POIGNANT FALL OF 10,000 POPPIES MARKS CORNWALL'S WAR DEAD ON ARMISTICE DAY IN TRURO CATHEDRAL
PUBLISHED: 10:33 12 November 2014 | UPDATED: 13:07 30 August 2017
More than 500 people packed into Truro Cathedral on 11th November for an Armistice Day Service, two minute silence and Fall of 10,000 poppies
More than 500 people packed into Truro Cathedral on 11th November for an Armistice Day Service, two minute silence and Fall of 10,000 poppies.
The short service attracted a 500 strong congregation who sang Lord of All Hopefulness, Lord of all Joy’ and Make me a Channel of your Peace’ while the choristers of the cathedral choir sang an anthem composed by Mark Blatchly based on the words from Laurence Binyon’s poem For the Fallen’.
After the two minute silence was observed a spectacular rain of poppies fell from the central tower to the floor of the cathedral. More than 10,000 poppies fell, one for each of the Cornish WW1 war dead, onto the floor of the cathedral. They will remain there until Noon of Wednesday 12th November when they will transfer over to the Royal Cornwall Museum.
More than 10,000 poppies fell, one for each of the Cornish WW1 war dead, onto the floor of the cathedral.

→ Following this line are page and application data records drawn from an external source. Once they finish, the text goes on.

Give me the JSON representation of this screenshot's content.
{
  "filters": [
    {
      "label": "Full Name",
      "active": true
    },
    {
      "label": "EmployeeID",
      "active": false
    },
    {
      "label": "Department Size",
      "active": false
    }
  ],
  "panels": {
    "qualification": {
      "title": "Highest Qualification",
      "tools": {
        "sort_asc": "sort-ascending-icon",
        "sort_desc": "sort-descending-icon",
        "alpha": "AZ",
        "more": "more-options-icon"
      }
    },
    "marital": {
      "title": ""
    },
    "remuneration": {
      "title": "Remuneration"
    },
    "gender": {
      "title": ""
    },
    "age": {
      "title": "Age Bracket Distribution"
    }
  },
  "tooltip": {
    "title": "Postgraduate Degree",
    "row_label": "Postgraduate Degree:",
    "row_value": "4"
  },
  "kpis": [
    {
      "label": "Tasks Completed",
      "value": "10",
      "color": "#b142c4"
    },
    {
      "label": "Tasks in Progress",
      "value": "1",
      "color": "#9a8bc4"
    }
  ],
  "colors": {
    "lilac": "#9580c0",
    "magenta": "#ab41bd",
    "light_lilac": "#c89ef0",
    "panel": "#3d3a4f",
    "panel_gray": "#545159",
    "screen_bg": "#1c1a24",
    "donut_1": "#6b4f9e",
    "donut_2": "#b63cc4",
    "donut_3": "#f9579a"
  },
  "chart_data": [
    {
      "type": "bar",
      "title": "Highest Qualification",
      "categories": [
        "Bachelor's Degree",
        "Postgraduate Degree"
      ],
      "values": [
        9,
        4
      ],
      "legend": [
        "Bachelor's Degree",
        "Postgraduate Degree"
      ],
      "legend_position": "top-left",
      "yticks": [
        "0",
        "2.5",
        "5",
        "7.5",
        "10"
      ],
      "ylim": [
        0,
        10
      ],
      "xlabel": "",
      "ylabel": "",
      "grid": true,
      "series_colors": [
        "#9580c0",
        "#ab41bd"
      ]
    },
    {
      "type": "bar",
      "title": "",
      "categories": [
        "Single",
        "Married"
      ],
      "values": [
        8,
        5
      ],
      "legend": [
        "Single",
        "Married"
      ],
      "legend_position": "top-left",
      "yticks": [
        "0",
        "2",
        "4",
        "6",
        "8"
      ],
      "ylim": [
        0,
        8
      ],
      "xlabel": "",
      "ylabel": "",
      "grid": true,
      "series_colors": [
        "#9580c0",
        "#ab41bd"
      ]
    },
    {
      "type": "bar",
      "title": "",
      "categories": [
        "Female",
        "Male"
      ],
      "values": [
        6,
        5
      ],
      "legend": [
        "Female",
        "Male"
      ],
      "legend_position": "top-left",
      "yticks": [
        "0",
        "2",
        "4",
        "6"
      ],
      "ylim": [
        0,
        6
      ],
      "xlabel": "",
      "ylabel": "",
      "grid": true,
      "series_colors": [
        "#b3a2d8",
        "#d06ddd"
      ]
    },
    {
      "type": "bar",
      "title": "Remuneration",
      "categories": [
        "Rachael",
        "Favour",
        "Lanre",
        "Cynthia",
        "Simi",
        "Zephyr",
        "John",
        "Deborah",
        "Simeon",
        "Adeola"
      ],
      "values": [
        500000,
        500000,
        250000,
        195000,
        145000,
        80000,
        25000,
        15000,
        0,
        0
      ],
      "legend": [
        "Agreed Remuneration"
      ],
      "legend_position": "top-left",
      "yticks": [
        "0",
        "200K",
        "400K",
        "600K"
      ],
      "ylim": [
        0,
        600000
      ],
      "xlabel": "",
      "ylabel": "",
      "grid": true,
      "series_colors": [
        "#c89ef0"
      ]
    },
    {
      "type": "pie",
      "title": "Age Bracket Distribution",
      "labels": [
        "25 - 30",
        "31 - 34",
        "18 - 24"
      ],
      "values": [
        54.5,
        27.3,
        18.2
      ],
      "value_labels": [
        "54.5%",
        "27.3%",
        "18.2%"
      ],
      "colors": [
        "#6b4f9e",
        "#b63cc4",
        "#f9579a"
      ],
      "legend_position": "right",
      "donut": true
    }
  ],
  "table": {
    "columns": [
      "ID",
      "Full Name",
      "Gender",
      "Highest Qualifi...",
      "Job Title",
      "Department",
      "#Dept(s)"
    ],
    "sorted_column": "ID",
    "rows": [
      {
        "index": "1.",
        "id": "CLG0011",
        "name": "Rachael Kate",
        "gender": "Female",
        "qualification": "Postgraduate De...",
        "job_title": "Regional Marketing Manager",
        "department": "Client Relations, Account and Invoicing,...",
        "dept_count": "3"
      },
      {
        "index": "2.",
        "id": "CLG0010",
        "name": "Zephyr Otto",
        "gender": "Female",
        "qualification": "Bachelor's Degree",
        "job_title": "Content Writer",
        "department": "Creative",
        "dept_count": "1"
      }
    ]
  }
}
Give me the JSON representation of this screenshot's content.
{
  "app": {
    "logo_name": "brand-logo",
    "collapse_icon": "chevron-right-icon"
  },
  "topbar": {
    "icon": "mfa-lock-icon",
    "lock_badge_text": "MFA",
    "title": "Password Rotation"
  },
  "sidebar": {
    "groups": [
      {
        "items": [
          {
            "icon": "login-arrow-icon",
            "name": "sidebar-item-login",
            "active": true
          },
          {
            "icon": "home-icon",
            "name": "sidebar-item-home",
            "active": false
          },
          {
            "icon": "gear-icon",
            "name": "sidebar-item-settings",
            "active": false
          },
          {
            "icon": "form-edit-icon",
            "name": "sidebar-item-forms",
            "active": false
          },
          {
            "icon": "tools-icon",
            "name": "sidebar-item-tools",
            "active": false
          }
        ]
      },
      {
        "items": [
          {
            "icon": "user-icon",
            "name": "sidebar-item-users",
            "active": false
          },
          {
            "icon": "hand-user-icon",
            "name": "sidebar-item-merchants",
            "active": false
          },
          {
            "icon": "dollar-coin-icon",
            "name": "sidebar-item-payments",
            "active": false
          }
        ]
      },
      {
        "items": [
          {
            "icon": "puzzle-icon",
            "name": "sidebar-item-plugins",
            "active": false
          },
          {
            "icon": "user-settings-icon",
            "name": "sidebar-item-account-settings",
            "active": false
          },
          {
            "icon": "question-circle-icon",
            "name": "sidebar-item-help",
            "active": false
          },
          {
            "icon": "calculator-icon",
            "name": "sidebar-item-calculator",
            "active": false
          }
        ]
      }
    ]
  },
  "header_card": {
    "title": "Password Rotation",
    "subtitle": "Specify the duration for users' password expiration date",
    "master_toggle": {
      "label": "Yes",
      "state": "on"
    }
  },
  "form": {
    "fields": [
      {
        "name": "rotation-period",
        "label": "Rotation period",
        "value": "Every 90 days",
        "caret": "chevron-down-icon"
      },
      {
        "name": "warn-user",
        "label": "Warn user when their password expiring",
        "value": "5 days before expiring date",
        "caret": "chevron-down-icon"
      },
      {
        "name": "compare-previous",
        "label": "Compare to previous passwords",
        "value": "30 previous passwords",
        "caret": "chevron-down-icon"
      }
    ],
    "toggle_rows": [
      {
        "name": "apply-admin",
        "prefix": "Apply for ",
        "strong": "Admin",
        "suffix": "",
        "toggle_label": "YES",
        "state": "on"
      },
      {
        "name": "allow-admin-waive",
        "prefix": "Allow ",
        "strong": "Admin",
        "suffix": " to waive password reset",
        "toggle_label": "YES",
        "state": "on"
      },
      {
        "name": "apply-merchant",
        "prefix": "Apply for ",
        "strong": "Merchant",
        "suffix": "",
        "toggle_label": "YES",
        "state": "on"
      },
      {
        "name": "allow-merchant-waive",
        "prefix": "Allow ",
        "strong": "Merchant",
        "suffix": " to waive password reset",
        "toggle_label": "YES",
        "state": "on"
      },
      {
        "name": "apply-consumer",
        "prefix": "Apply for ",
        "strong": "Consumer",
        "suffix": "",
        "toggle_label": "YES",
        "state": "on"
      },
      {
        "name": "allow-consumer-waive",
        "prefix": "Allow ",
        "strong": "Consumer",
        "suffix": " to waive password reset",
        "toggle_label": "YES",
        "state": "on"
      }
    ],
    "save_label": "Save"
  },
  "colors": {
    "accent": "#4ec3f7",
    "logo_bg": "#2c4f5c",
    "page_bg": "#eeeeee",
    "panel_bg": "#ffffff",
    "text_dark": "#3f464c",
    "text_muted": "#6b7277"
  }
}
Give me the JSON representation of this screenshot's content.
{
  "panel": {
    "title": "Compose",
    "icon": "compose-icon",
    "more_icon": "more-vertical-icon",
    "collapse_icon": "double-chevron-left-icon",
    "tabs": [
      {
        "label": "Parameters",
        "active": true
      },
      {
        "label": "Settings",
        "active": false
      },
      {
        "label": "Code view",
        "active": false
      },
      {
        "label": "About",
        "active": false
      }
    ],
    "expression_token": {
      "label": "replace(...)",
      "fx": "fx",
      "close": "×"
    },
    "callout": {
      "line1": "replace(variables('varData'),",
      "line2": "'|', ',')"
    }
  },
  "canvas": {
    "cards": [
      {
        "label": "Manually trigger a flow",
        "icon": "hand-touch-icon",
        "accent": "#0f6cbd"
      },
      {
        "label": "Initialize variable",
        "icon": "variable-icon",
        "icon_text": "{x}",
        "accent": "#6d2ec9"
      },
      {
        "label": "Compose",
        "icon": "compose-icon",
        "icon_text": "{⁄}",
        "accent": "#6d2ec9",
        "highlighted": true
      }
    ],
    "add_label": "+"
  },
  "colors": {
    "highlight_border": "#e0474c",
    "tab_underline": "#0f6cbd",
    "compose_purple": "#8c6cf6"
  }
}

The poppies which have been made by school children from all over Cornwall and also by visitors to the cathedral, over the last ten months, as part of the cathedral’s Cornwall Remembers project to mark the centenary of the start of the First World War.
The Dean of Truro, The Very Rev’d Roger Bush, said, “It is so important to remember the sacrifice of generations past. We invited 200 school children to the service so that they too can join in the remembering. After all these children are all our future, and the lessons of one generation must be passed on down to the next.
The cathedral’s Cornwall Remember’s project will continue to mark the centenary of the First World War with a number of events over the next few years leading to 1918. See cornwallremembers.org.uk